* [DIRECTIONS FOR THIS TASK] Where does the word "icon" appear in the data? Copy every line that holds it.

* [DATASET EXCERPTS]
*****

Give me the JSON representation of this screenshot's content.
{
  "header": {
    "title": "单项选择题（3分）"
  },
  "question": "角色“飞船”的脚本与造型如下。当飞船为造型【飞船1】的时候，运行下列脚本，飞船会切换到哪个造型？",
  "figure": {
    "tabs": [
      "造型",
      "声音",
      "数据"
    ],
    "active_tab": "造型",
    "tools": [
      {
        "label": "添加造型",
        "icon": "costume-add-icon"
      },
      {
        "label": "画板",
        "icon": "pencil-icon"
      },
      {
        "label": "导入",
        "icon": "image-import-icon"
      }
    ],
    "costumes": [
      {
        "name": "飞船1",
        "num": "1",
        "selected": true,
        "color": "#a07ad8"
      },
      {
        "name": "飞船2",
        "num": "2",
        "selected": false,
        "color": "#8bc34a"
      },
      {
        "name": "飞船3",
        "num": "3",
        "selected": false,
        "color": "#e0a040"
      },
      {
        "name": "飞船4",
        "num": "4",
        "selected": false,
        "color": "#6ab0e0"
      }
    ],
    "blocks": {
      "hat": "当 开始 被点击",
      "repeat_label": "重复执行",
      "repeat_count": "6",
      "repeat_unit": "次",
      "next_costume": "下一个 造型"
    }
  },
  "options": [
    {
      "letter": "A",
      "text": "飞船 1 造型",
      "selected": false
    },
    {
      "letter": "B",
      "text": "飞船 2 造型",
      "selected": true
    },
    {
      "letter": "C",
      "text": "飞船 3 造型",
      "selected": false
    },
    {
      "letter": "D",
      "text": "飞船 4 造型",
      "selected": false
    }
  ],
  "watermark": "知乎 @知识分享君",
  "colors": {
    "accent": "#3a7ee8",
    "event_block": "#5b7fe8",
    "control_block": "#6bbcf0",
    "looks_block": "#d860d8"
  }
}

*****

* [EXERCISE SOLUTION]
        "icon": "costume-add-icon"
        "icon": "pencil-icon"
        "icon": "image-import-icon"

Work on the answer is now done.